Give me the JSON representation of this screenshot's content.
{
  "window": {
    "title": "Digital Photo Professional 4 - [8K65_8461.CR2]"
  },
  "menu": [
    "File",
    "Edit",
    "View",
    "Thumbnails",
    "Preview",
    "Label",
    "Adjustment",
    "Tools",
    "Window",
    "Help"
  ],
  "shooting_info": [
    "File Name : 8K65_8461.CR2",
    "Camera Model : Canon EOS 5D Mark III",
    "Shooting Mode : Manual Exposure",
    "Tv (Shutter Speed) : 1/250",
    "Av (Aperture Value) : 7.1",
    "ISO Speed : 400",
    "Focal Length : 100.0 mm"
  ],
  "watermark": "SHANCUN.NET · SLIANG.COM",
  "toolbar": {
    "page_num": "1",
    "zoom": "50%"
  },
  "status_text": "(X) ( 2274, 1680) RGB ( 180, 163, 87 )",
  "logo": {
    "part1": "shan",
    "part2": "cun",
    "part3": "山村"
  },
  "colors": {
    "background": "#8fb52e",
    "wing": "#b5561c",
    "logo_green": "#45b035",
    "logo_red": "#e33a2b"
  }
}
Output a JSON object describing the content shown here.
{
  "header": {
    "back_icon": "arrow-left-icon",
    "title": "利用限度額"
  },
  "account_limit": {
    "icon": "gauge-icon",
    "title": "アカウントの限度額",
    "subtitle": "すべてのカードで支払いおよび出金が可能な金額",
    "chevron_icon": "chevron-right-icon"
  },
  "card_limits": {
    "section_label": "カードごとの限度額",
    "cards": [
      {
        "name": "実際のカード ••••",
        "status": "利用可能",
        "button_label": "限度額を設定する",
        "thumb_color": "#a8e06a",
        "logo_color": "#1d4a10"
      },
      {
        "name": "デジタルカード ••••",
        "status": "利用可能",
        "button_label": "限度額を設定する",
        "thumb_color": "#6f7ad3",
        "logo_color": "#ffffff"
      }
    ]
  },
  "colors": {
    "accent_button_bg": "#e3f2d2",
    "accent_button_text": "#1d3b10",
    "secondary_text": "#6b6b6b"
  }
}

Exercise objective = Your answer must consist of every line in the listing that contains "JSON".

Solution to the problem =
Give me the JSON representation of this screenshot's content.
Output a JSON object describing the content shown here.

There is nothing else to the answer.